*** Listed entries ***

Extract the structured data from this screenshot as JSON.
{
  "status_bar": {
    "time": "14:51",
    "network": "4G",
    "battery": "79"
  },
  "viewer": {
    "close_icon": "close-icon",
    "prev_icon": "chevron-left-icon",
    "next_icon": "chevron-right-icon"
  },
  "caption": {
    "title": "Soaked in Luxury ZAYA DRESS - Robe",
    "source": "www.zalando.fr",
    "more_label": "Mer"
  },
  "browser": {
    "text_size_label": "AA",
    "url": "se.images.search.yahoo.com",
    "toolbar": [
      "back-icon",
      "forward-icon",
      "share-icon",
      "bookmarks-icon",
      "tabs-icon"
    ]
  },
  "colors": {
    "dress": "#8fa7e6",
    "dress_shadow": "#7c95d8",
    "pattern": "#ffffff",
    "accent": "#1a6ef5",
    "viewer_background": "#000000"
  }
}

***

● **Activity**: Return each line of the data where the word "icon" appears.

● **Output**:
    "close_icon": "close-icon",
    "prev_icon": "chevron-left-icon",
    "next_icon": "chevron-right-icon"
      "back-icon",
      "forward-icon",
      "share-icon",
      "bookmarks-icon",
      "tabs-icon"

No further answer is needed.